2008 Kawasaki KLX450R - Dirt Rider Magazine

With this week's introduction of the new KLX450R off-road bike, Kawasaki officially closes the door on the 450cc, off-road ready, high-performance four stroke class. And we couldn't be happier. We love new motorcycles as much as you, but to finally have all the major manufactures competing for this class really put us in a happy place. Here's Dirt Rider's official first impression of Kawasaki's newest trail weapon.

The KLX450R introduction was held just southeast of Wickenburg Arizona and, going with the desert-themed press event, featured a camping atmosphere complete with the bright stars you'd expect while away from the city life. Like, for instance, the highest concentration of AMA championships, ISDE medals and Baja victories since our annual Dirt Rider 24 hour. Kawasaki-backed riders Destry Abbot, Nathan Woods, Ricky Dietrich, Jeff Fredette and Larry Roeseler were all on hand to help introduce us to the new bike and to ensure our riding egos stayed in check.Even with the celebrities on hand, it was hard to keep my mind and eyes off the new green bike. So, I learned as much as I could while throwing my gear on and this is what I came away with. The KLX450R is really close to its KXF450(R?) brother. And it's really different.
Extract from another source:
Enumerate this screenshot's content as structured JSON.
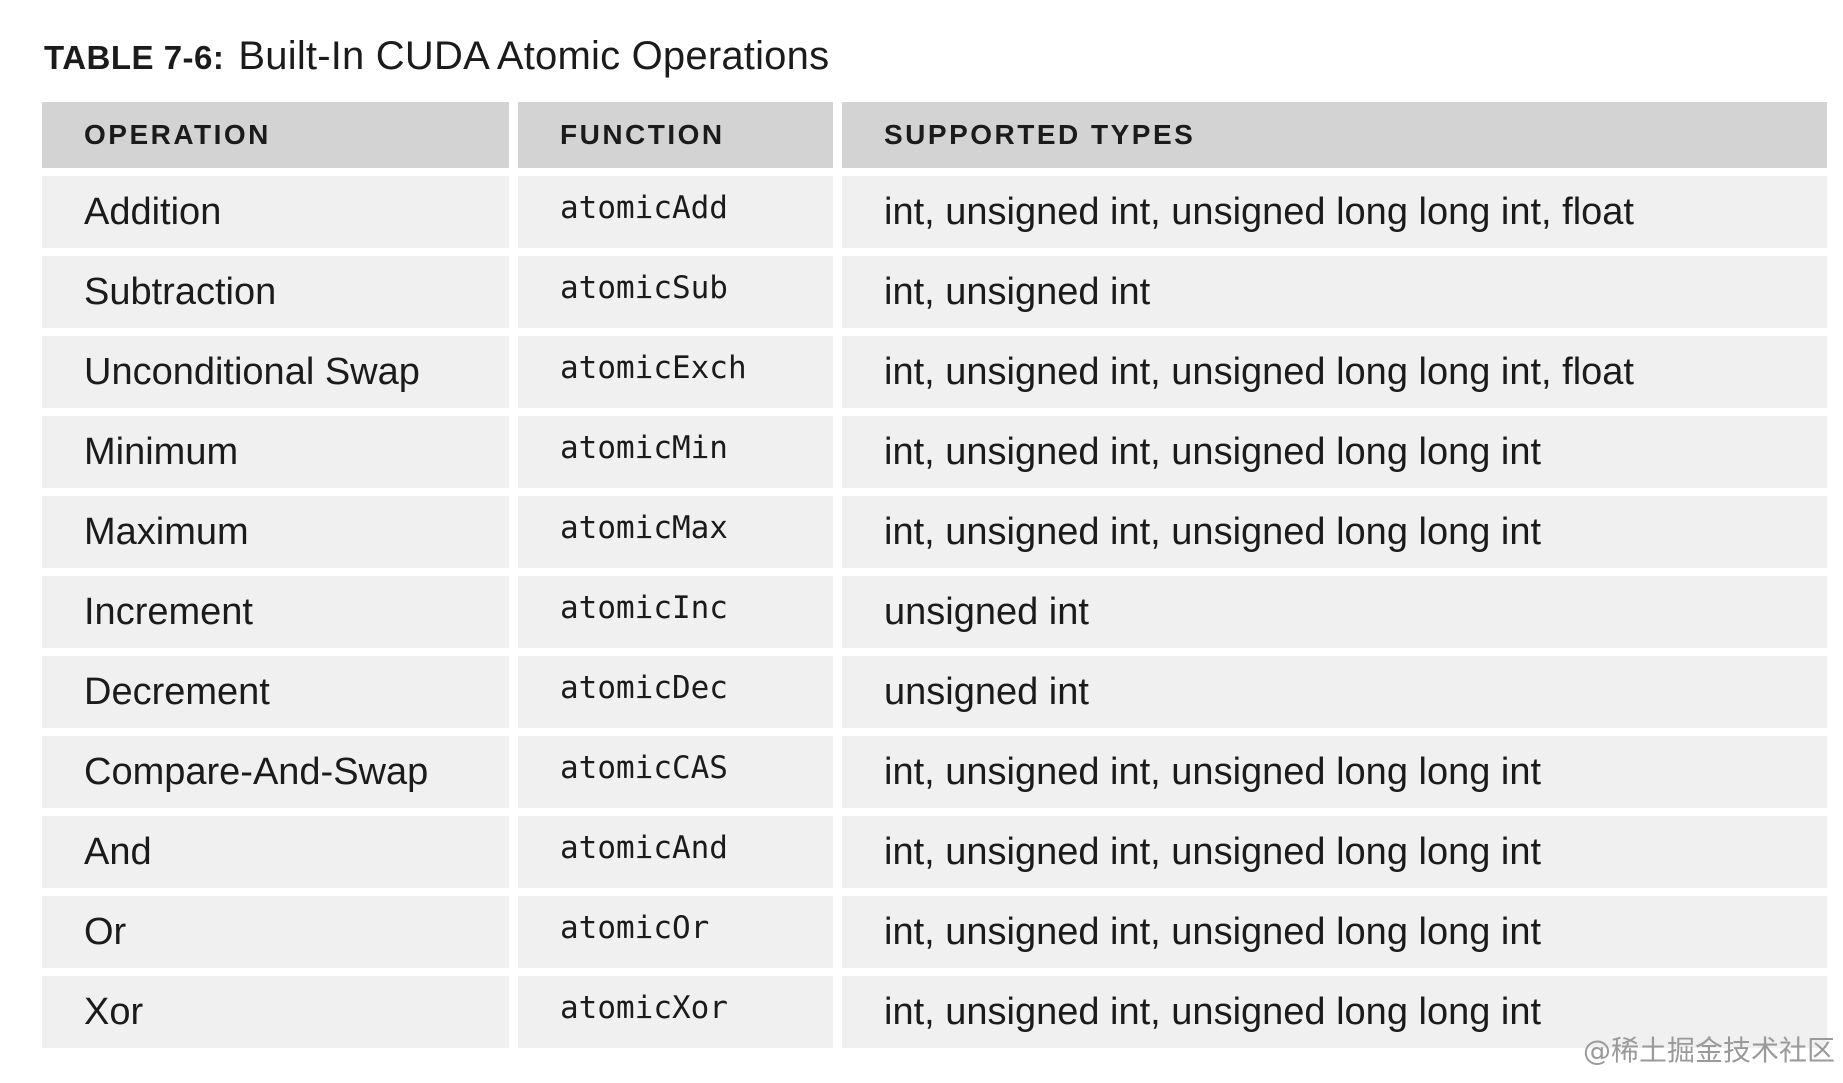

The biggest visual differences between the new off-road bike and the current motocrosser are a bigger tank (2.1 gallons), a headlight, a taillight, different side panels, a quick-access air box door, a very quiet muffler (yes!), a long, drop-style header pipe, a new ignition-side cover and clutch cable routing and a big beautiful electric motor attached to a magical little button which makes the bike go "vroom" without a single kick. Oh, and it has an 18" wheel and a side stand. That's about it. And it has a simple computer too. That, I swear, is everything.But, on the inside is the difference that really counts to the minds of American off-roaders. Is this just a KXF with off-road attachments? Or, did Kawi build a real off-road bike with a capable motor, tranny and everything in between? Well, they sure didn't leave it in moto trim, that's for sure. For starters, the bike's cylinder head has a revised cam for better bottom end power and torque and 1mm smaller exhaust valves (from 41 to 40mm). Also, the exhaust valves are steel now instead of Titanium to increase durability. The intake still features the Titanium units. In between the head and the transmission, everything is the same as the moto version but the gear ratios on the KLX are drastically different as is the clutch actuation and ignition. First gear on the KLX is a bit lower, then second, third, fourth and fifth get taller and taller all the way through. The ignition sports a beefier setup for running the electronics with double the amount of flywheel mass on the crank. The bike also has softer springs and different suspension settings. Hello off-road!So, I cranked the beast up and hit the loop. Kawasaki and its fleet of all-star off roaders set up a couple trail sections for us. One was a quickie and one was about right for us: 24 miles of single track! I hit the long loop right away and while shooting photos I got used to the new type of green 450 power.The first thing you'll notice is the noise. It's pretty loud but for a chain rolling around it's not too bad. Also, I heard the side stand bounce around after some jump landings but that's about it. I didn't really hear the exhaust note, because it's almost non existent and that's the best thing I've heard all year. Don't let the quiet nature fool you though, the bike still makes gobs of power and it has a direct link to its motocross pal. This, it will remind you if you crack the throttle open.Riding the bike was a real treat. I didn't know what to expect but I have to say I'm more than surprised.The transmission is geared to the moon and top speed has to be over 100 mph. I couldn't find a road long enough to hit the rev limiter in fifth. I thought this was going to be a problem in the tight stuff, but, since it makes a million horsepower the bike will hardly stall, even if you try. I cruised in third gear, silently, and could pull out of some deep, soft corners with a little clutch. This is going to be a fun bike to learn about in the next few days.The suspension wasn't bad either. It has a lighter spring rate with a bit less compression and a bit more rebound dampening than the KXF and it works well at everything up to race pace. If you were going to push it, you'd want to stiffen her up.My quick trip around the desert (and it's billions of fear-inducing cacti) with the new Kawasaki KLX450R couldn't have been better. Especially since I got to do it with some of the world's off-road heroes. I even went on a night ride with Nathan Woods and his freshly healed hand. Well, not exactly "with" him. He was a bit in front of me...like a mile or two.This bike is being thrown into our intense testing fleet right now as Karel Kramer is taking it on a couple hundred miles in Nevada right now!Stay tuned to the pages of Dirt Rider for one of the coolest first tests we've ever done.